### AIM OF THE TASK
Repeat every record below exactly, leaving out the pictures.

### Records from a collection
═══

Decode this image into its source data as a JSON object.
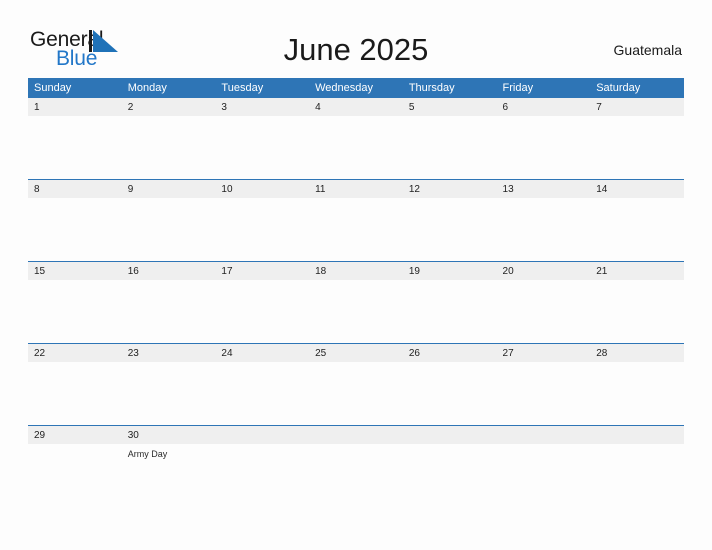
{
  "brand": {
    "name_part1": "General",
    "name_part2": "Blue",
    "logo_icon": "blue-triangle-logo",
    "accent_color": "#2277c8"
  },
  "header": {
    "title": "June 2025",
    "country": "Guatemala"
  },
  "colors": {
    "header_blue": "#2e75b6",
    "daynum_band": "#efefef",
    "page_background": "#fdfdfd",
    "text": "#1a1a1a"
  },
  "calendar": {
    "month": "June",
    "year": "2025",
    "weekday_headers": [
      "Sunday",
      "Monday",
      "Tuesday",
      "Wednesday",
      "Thursday",
      "Friday",
      "Saturday"
    ],
    "weeks": [
      [
        {
          "day": "1",
          "event": ""
        },
        {
          "day": "2",
          "event": ""
        },
        {
          "day": "3",
          "event": ""
        },
        {
          "day": "4",
          "event": ""
        },
        {
          "day": "5",
          "event": ""
        },
        {
          "day": "6",
          "event": ""
        },
        {
          "day": "7",
          "event": ""
        }
      ],
      [
        {
          "day": "8",
          "event": ""
        },
        {
          "day": "9",
          "event": ""
        },
        {
          "day": "10",
          "event": ""
        },
        {
          "day": "11",
          "event": ""
        },
        {
          "day": "12",
          "event": ""
        },
        {
          "day": "13",
          "event": ""
        },
        {
          "day": "14",
          "event": ""
        }
      ],
      [
        {
          "day": "15",
          "event": ""
        },
        {
          "day": "16",
          "event": ""
        },
        {
          "day": "17",
          "event": ""
        },
        {
          "day": "18",
          "event": ""
        },
        {
          "day": "19",
          "event": ""
        },
        {
          "day": "20",
          "event": ""
        },
        {
          "day": "21",
          "event": ""
        }
      ],
      [
        {
          "day": "22",
          "event": ""
        },
        {
          "day": "23",
          "event": ""
        },
        {
          "day": "24",
          "event": ""
        },
        {
          "day": "25",
          "event": ""
        },
        {
          "day": "26",
          "event": ""
        },
        {
          "day": "27",
          "event": ""
        },
        {
          "day": "28",
          "event": ""
        }
      ],
      [
        {
          "day": "29",
          "event": ""
        },
        {
          "day": "30",
          "event": "Army Day"
        },
        {
          "day": "",
          "event": ""
        },
        {
          "day": "",
          "event": ""
        },
        {
          "day": "",
          "event": ""
        },
        {
          "day": "",
          "event": ""
        },
        {
          "day": "",
          "event": ""
        }
      ]
    ]
  }
}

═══

### WRITTEN ANSWER
Decode this image into its source data as a JSON object.
{
  "brand": {
    "name_part1": "General",
    "name_part2": "Blue",
    "logo_icon": "blue-triangle-logo",
    "accent_color": "#2277c8"
  },
  "header": {
    "title": "June 2025",
    "country": "Guatemala"
  },
  "colors": {
    "header_blue": "#2e75b6",
    "daynum_band": "#efefef",
    "page_background": "#fdfdfd",
    "text": "#1a1a1a"
  },
  "calendar": {
    "month": "June",
    "year": "2025",
    "weekday_headers": [
      "Sunday",
      "Monday",
      "Tuesday",
      "Wednesday",
      "Thursday",
      "Friday",
      "Saturday"
    ],
    "weeks": [
      [
        {
          "day": "1",
          "event": ""
        },
        {
          "day": "2",
          "event": ""
        },
        {
          "day": "3",
          "event": ""
        },
        {
          "day": "4",
          "event": ""
        },
        {
          "day": "5",
          "event": ""
        },
        {
          "day": "6",
          "event": ""
        },
        {
          "day": "7",
          "event": ""
        }
      ],
      [
        {
          "day": "8",
          "event": ""
        },
        {
          "day": "9",
          "event": ""
        },
        {
          "day": "10",
          "event": ""
        },
        {
          "day": "11",
          "event": ""
        },
        {
          "day": "12",
          "event": ""
        },
        {
          "day": "13",
          "event": ""
        },
        {
          "day": "14",
          "event": ""
        }
      ],
      [
        {
          "day": "15",
          "event": ""
        },
        {
          "day": "16",
          "event": ""
        },
        {
          "day": "17",
          "event": ""
        },
        {
          "day": "18",
          "event": ""
        },
        {
          "day": "19",
          "event": ""
        },
        {
          "day": "20",
          "event": ""
        },
        {
          "day": "21",
          "event": ""
        }
      ],
      [
        {
          "day": "22",
          "event": ""
        },
        {
          "day": "23",
          "event": ""
        },
        {
          "day": "24",
          "event": ""
        },
        {
          "day": "25",
          "event": ""
        },
        {
          "day": "26",
          "event": ""
        },
        {
          "day": "27",
          "event": ""
        },
        {
          "day": "28",
          "event": ""
        }
      ],
      [
        {
          "day": "29",
          "event": ""
        },
        {
          "day": "30",
          "event": "Army Day"
        },
        {
          "day": "",
          "event": ""
        },
        {
          "day": "",
          "event": ""
        },
        {
          "day": "",
          "event": ""
        },
        {
          "day": "",
          "event": ""
        },
        {
          "day": "",
          "event": ""
        }
      ]
    ]
  }
}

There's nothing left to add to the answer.